The new office joins existing F.S. Mackenzie bases in Moscow, St Petersburg, Yekaterinburg, Novosibirsk and Novorossiysk. It has been launched with three experienced staff, but early workforce expansion is fully anticipated as the office starts to exploit the area’s vast potential. Initially, physical handling and surface transportation are being outsourced.
Vladivostok is Russia’s third largest ocean gateway, and has a newly-constructed airport; nearby Vostochniy Port (200 km from Vladivostok) is the third largest sea port in the region. The two ports have modern container and conventional cargo facilities, receive regular calls by major lines including Maersk, CMA CGM, APL, Hyundai, KMTC, Sinokor and FESCO, and enjoy excellent connections to the hinterland via rail and road.
Says Dmitriy Maslov: “The Russian Government is making substantial capital investments in the development of its Far East territories, which are close neighbours to the main Asian exporting countries.

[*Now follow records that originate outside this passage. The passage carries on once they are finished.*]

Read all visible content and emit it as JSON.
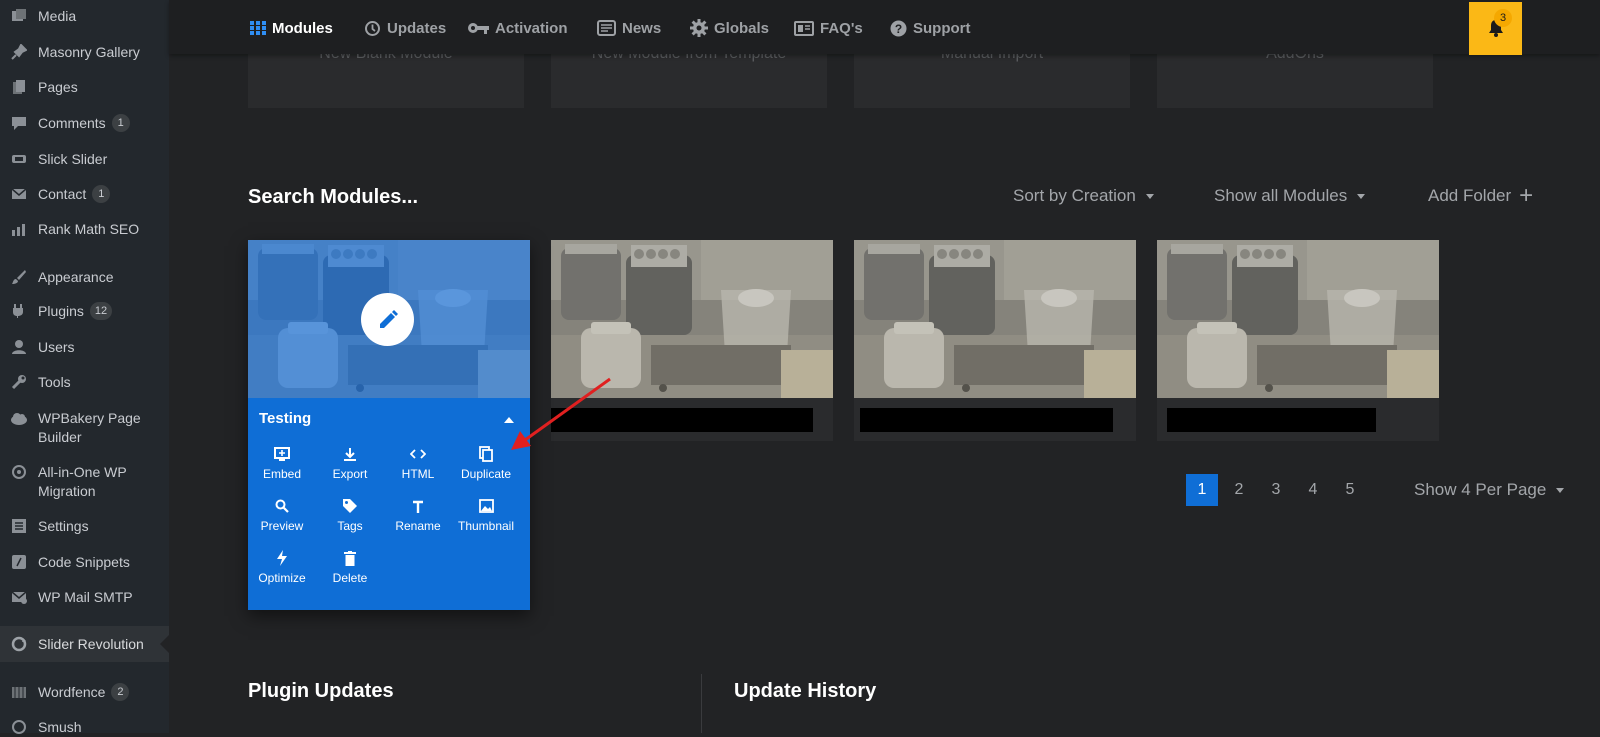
{
  "sidebar": {
    "items": [
      {
        "label": "Media",
        "icon": "media-icon"
      },
      {
        "label": "Masonry Gallery",
        "icon": "pin-icon"
      },
      {
        "label": "Pages",
        "icon": "pages-icon"
      },
      {
        "label": "Comments",
        "badge": "1",
        "icon": "comments-icon"
      },
      {
        "label": "Slick Slider",
        "icon": "slider-icon"
      },
      {
        "label": "Contact",
        "badge": "1",
        "icon": "mail-icon"
      },
      {
        "label": "Rank Math SEO",
        "icon": "chart-icon"
      },
      {
        "label": "Appearance",
        "icon": "brush-icon"
      },
      {
        "label": "Plugins",
        "badge": "12",
        "icon": "plugin-icon"
      },
      {
        "label": "Users",
        "icon": "users-icon"
      },
      {
        "label": "Tools",
        "icon": "wrench-icon"
      },
      {
        "label": "WPBakery Page",
        "label2": "Builder",
        "icon": "cloud-icon"
      },
      {
        "label": "All-in-One WP",
        "label2": "Migration",
        "icon": "migration-icon"
      },
      {
        "label": "Settings",
        "icon": "settings-icon"
      },
      {
        "label": "Code Snippets",
        "icon": "code-icon"
      },
      {
        "label": "WP Mail SMTP",
        "icon": "mail-smtp-icon"
      },
      {
        "label": "Slider Revolution",
        "icon": "revolution-icon",
        "active": true
      },
      {
        "label": "Wordfence",
        "badge": "2",
        "icon": "wordfence-icon"
      },
      {
        "label": "Smush",
        "icon": "smush-icon"
      }
    ]
  },
  "topnav": {
    "items": [
      {
        "label": "Modules",
        "icon": "grid-icon",
        "active": true
      },
      {
        "label": "Updates",
        "icon": "update-icon"
      },
      {
        "label": "Activation",
        "icon": "key-icon"
      },
      {
        "label": "News",
        "icon": "news-icon"
      },
      {
        "label": "Globals",
        "icon": "gear-icon"
      },
      {
        "label": "FAQ's",
        "icon": "faq-icon"
      },
      {
        "label": "Support",
        "icon": "help-icon"
      }
    ],
    "notifications": "3"
  },
  "create_cards": [
    "New Blank Module",
    "New Module from Template",
    "Manual Import",
    "AddOns"
  ],
  "modules": {
    "search_placeholder": "Search Modules...",
    "sort_label": "Sort by Creation",
    "filter_label": "Show all Modules",
    "add_folder_label": "Add Folder",
    "active_module": {
      "title": "Testing",
      "actions": [
        "Embed",
        "Export",
        "HTML",
        "Duplicate",
        "Preview",
        "Tags",
        "Rename",
        "Thumbnail",
        "Optimize",
        "Delete"
      ]
    }
  },
  "pagination": {
    "pages": [
      "1",
      "2",
      "3",
      "4",
      "5"
    ],
    "current": "1",
    "per_page_label": "Show 4 Per Page"
  },
  "bottom": {
    "plugin_updates_title": "Plugin Updates",
    "update_history_title": "Update History"
  },
  "colors": {
    "accent": "#0f6ed6",
    "bell": "#fbb816",
    "annotation_arrow": "#e02020"
  }
}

This leads us to believe that there will be significant increases in traffic through Vladivostok port and airport, and Vostochniy, in the near future.
“Through this new office, we intend to develop our LCL service to cover the Russian Far East, and also enhance our intermodal solutions for shipments to and from Russia and the CIS.”
He concludes: “Taking into account the time difference with Moscow (7 hours) and London (11 hours), this new office will enable us to control our operations in the region more effectively.”